Each year, a few familiar touchstones mark the passage of fall: trees shedding their leaves, the end of Daylight Saving Time and the ritual cancellation of broadcast's lowest-rated new shows. Yet for the first time in more than 15 years, the networks made it to November without pulling the plug on a single new series. Several freshman shows are rating a paltry 0.6 or 0.7 in adults 18-49, but instead of canceling them as usual, networks are keeping them on the air and reducing their 13-episode orders. Fox trimmed Minority Report's count to 10, while ABC did the same with Blood and Oil. NBC cut Truth Be Told's order to 10 and took The Player down to 9.
How did cancellation become a verboten word this fall? Several network execs (who declined to speak on the record) and buyers cite a perfect storm of rapidly changing viewing habits, delays in tallying multiplatform (and multiweek) viewing and a lack of viable backup programming options, leading to a scenario where leaving even the worst-rated shows on air is the best option for everyone involved. Most important of all: Audiences and advertisers want to avoid repeats at all costs.
There's no longer a guarantee that whatever filler programming a network might throw on in place of a canceled show wouldn't fare even worse. "If you slot in something brand-new, then you start from square one all over again. So it's the devil you know, or the devil you don't know," said Steve Kalb, svp, director of video investments at Mediahub. "If something comes on board that you like less, trying to find a remix on your package can be even harder."

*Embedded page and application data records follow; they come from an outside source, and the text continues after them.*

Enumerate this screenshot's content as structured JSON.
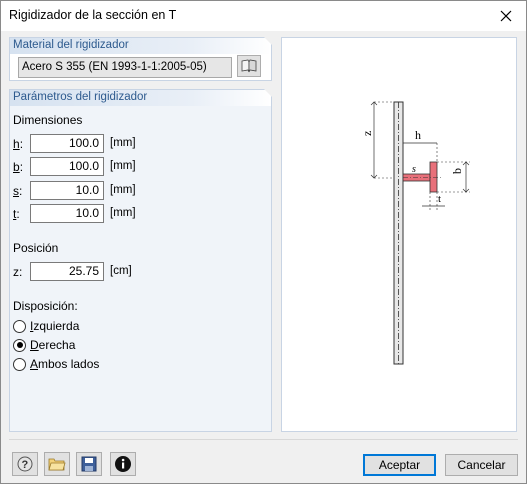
{
  "window": {
    "title": "Rigidizador de la sección en T"
  },
  "material": {
    "header": "Material del rigidizador",
    "value": "Acero S 355 (EN 1993-1-1:2005-05)"
  },
  "params": {
    "header": "Parámetros del rigidizador",
    "dimensions_label": "Dimensiones",
    "h": {
      "key": "h",
      "suffix": ":",
      "value": "100.0",
      "unit": "[mm]"
    },
    "b": {
      "key": "b",
      "suffix": ":",
      "value": "100.0",
      "unit": "[mm]"
    },
    "s": {
      "key": "s",
      "suffix": ":",
      "value": "10.0",
      "unit": "[mm]"
    },
    "t": {
      "key": "t",
      "suffix": ":",
      "value": "10.0",
      "unit": "[mm]"
    },
    "position_label": "Posición",
    "z": {
      "key": "z:",
      "value": "25.75",
      "unit": "[cm]"
    },
    "disposition_label": "Disposición:",
    "options": [
      {
        "first": "I",
        "rest": "zquierda",
        "checked": false
      },
      {
        "first": "D",
        "rest": "erecha",
        "checked": true
      },
      {
        "first": "A",
        "rest": "mbos lados",
        "checked": false
      }
    ]
  },
  "diagram": {
    "z": "z",
    "h": "h",
    "s": "s",
    "b": "b",
    "t": "t"
  },
  "buttons": {
    "accept": "Aceptar",
    "cancel": "Cancelar"
  },
  "colors": {
    "stiffener": "#e8707a",
    "header_text": "#2d5a8e",
    "accent": "#0078d7"
  }
}
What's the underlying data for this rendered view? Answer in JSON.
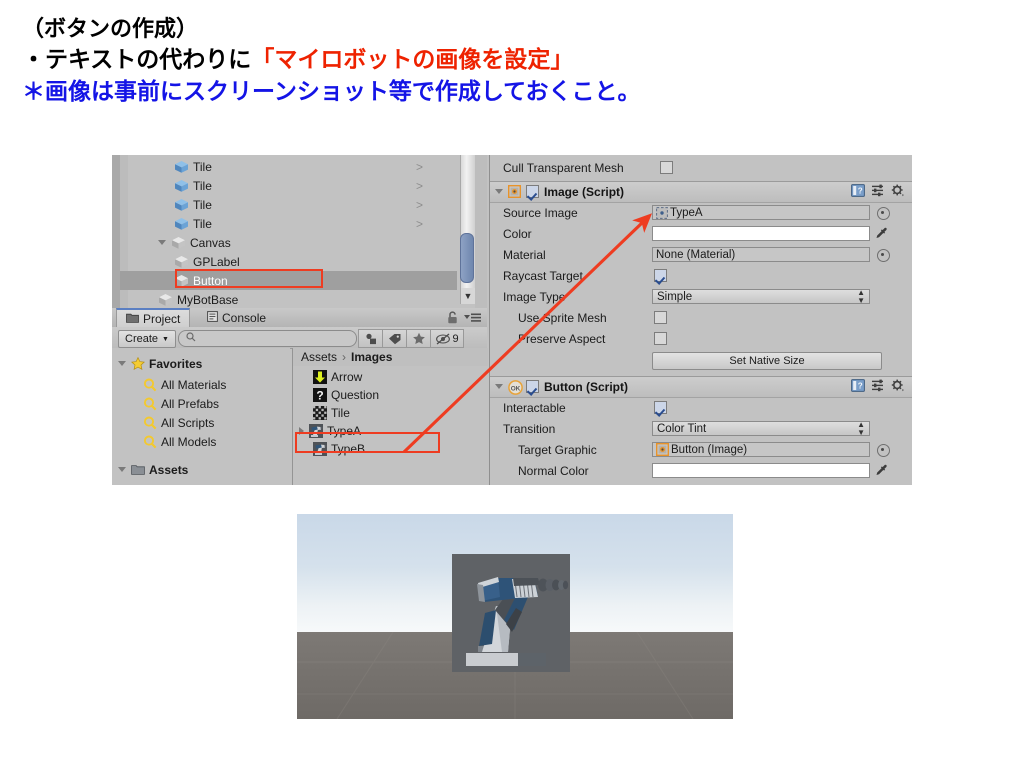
{
  "slide": {
    "line1": "（ボタンの作成）",
    "line2_black": "・テキストの代わりに",
    "line2_red": "「マイロボットの画像を設定」",
    "line3": "＊画像は事前にスクリーンショット等で作成しておくこと。",
    "colors": {
      "red": "#ee2200",
      "blue": "#1414e6",
      "black": "#000000",
      "highlight_box": "#ee3c21"
    }
  },
  "hierarchy": {
    "items": [
      {
        "label": "Tile",
        "indent": 2,
        "icon": "cube-blue-icon",
        "expand": "none",
        "chevron": ">",
        "selected": false
      },
      {
        "label": "Tile",
        "indent": 2,
        "icon": "cube-blue-icon",
        "expand": "none",
        "chevron": ">",
        "selected": false
      },
      {
        "label": "Tile",
        "indent": 2,
        "icon": "cube-blue-icon",
        "expand": "none",
        "chevron": ">",
        "selected": false
      },
      {
        "label": "Tile",
        "indent": 2,
        "icon": "cube-blue-icon",
        "expand": "none",
        "chevron": ">",
        "selected": false
      },
      {
        "label": "Canvas",
        "indent": 1,
        "icon": "cube-white-icon",
        "expand": "expanded",
        "chevron": "",
        "selected": false
      },
      {
        "label": "GPLabel",
        "indent": 2,
        "icon": "cube-white-icon",
        "expand": "none",
        "chevron": "",
        "selected": false
      },
      {
        "label": "Button",
        "indent": 2,
        "icon": "cube-white-icon",
        "expand": "none",
        "chevron": "",
        "selected": true
      },
      {
        "label": "MyBotBase",
        "indent": 1,
        "icon": "cube-white-icon",
        "expand": "none",
        "chevron": "",
        "selected": false
      }
    ]
  },
  "project": {
    "tabs": [
      {
        "label": "Project",
        "icon": "folder-icon",
        "active": true
      },
      {
        "label": "Console",
        "icon": "console-icon",
        "active": false
      }
    ],
    "lock_icon": "lock-icon",
    "menu_icon": "panel-menu-icon",
    "create_button": "Create",
    "search_placeholder": "",
    "toolbar_buttons": [
      {
        "name": "filter-by-type-icon",
        "label": ""
      },
      {
        "name": "filter-by-label-icon",
        "label": ""
      },
      {
        "name": "favorite-star-icon",
        "label": ""
      },
      {
        "name": "hidden-count-icon",
        "label": "9"
      }
    ],
    "tree": [
      {
        "label": "Favorites",
        "icon": "star-icon",
        "indent": 0,
        "expand": "expanded"
      },
      {
        "label": "All Materials",
        "icon": "search-icon",
        "indent": 1,
        "expand": "none"
      },
      {
        "label": "All Prefabs",
        "icon": "search-icon",
        "indent": 1,
        "expand": "none"
      },
      {
        "label": "All Scripts",
        "icon": "search-icon",
        "indent": 1,
        "expand": "none"
      },
      {
        "label": "All Models",
        "icon": "search-icon",
        "indent": 1,
        "expand": "none"
      },
      {
        "label": "Assets",
        "icon": "folder-icon",
        "indent": 0,
        "expand": "expanded"
      }
    ],
    "breadcrumb": {
      "root": "Assets",
      "separator": "›",
      "current": "Images"
    },
    "assets": [
      {
        "label": "Arrow",
        "icon": "arrow-sprite-icon",
        "expand": "none",
        "highlighted": false
      },
      {
        "label": "Question",
        "icon": "question-sprite-icon",
        "expand": "none",
        "highlighted": false
      },
      {
        "label": "Tile",
        "icon": "tile-sprite-icon",
        "expand": "none",
        "highlighted": false
      },
      {
        "label": "TypeA",
        "icon": "robot-sprite-icon",
        "expand": "collapsed",
        "highlighted": true
      },
      {
        "label": "TypeB",
        "icon": "robot-sprite-icon",
        "expand": "none",
        "highlighted": false
      }
    ]
  },
  "inspector": {
    "top_row": {
      "label": "Cull Transparent Mesh",
      "checked": false
    },
    "components": [
      {
        "title": "Image (Script)",
        "icon": "image-script-icon",
        "enabled": true,
        "expanded": true,
        "header_icons": [
          "help-icon",
          "preset-icon",
          "gear-icon"
        ],
        "rows": [
          {
            "label": "Source Image",
            "type": "object-field",
            "value": "TypeA",
            "value_icon": "sprite-icon",
            "picker": true
          },
          {
            "label": "Color",
            "type": "color-field",
            "value": "",
            "eyedropper": true
          },
          {
            "label": "Material",
            "type": "object-field",
            "value": "None (Material)",
            "picker": true
          },
          {
            "label": "Raycast Target",
            "type": "checkbox",
            "checked": true
          },
          {
            "label": "Image Type",
            "type": "popup",
            "value": "Simple"
          },
          {
            "label": "Use Sprite Mesh",
            "type": "checkbox",
            "checked": false,
            "sub": true
          },
          {
            "label": "Preserve Aspect",
            "type": "checkbox",
            "checked": false,
            "sub": true
          },
          {
            "label": "",
            "type": "button",
            "value": "Set Native Size"
          }
        ]
      },
      {
        "title": "Button (Script)",
        "icon": "button-script-icon",
        "icon_text": "OK",
        "enabled": true,
        "expanded": true,
        "header_icons": [
          "help-icon",
          "preset-icon",
          "gear-icon"
        ],
        "rows": [
          {
            "label": "Interactable",
            "type": "checkbox",
            "checked": true
          },
          {
            "label": "Transition",
            "type": "popup",
            "value": "Color Tint"
          },
          {
            "label": "Target Graphic",
            "type": "object-field",
            "value": "Button (Image)",
            "value_icon": "image-script-icon",
            "picker": true,
            "sub": true
          },
          {
            "label": "Normal Color",
            "type": "color-field",
            "value": "",
            "eyedropper": true,
            "sub": true
          }
        ]
      }
    ]
  },
  "annotation": {
    "arrow_color": "#ee3c21",
    "from": "TypeA asset in Project window",
    "to": "Source Image field of Image (Script)"
  },
  "game_view": {
    "description": "Unity game view showing a UI button whose sprite is a screenshot of the robot arm",
    "button_sprite_label": "TypeA",
    "sky_color": "#d5e1ec",
    "ground_color": "#77736f"
  }
}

Reruns, which used to be the go-to option when a show was pulled, have become kryptonite to audiences, which increases the pressure to stick with original content. "Because of the DVR, VOD and all these other options, putting a repeat out there is almost like putting test signals. The ratings aren't going to be good at all," said Lyle Schwartz, managing partner, GroupM.
However, these dead shows walking can generate some delayed viewing bumps in live-plus-7. In the season's fourth week, the most recent for which those numbers are available, The Player almost doubled its 18-49 rating, from 0.7 to 1.3. That's a bigger rating than a rerun or other filler programming would have provided.
But once audiences get wind that a show is officially canceled, those lifts will evaporate. "In a lot of homes these days, once people hear it's canceled, boom, they will just wipe it out of their DVRs," said Schwartz.
Given how many shows' seasons are now broken in half, with two uninterrupted runs separated by a lengthy midseason hiatus, the episode reductions allow the networks to conclude the runs during the fall (as was the case with Minority Report, where Fox had intended to air only 10 episodes in 2015). But that same no-repeats strategy—where midseason programs that in previous years could have been pressed into service have already been locked in to January or February premieres—also leaves networks with an empty bench if their schedule springs a leak. (One nonfactor in the networks' strategy: potential revenue from selling these 10-episode seasons to an SVOD like Netflix or an international market. Interest in "failed" shows will be nonexistent or minuscule, according to network execs.)
While Fox is already resigned to Minority Report's fate (episodes are now drawing less than 2 million total viewers), NBC is waiting on delayed viewing data before making a final decision about The Player, especially since now it is no longer airing against CBS' Thursday Night Football. Networks don't want to prematurely cancel in case the delayed viewing data indicate that audiences have discovered the show on other platforms. By not canceling anything—yet—they retain the rights to pick up the show down the road.
Yet despite fall's episode-trimming trend, it seems unlikely that networks will deviate too greatly from their standard 13-episode orders next season. Thirteen remains a key number for international deals, and a smaller order sends a shaky message to buyers. "They're basically telling us, 'We believe in it, but we're not 100 percent confident,'" said Schwartz. Plus if the show later turns out to be a hit, the network won't be able to produce additional episodes quickly enough to take advantage of that momentum.
However, buyers will have to factor in the broadcasters' sudden cancellation aversion when deciding about future ad buys. "We have a new series renewal prediction model, in which we do some statistical work to make our best guess as to which series have the best shots at being renewed," said Brian Hughes, svp, audience analytics practice lead, Magna Global. "This will definitely affect how we forecast ratings going into next year."
This story first appeared in the Nov. 9 issue of Adweek magazine. Click here to subscribe.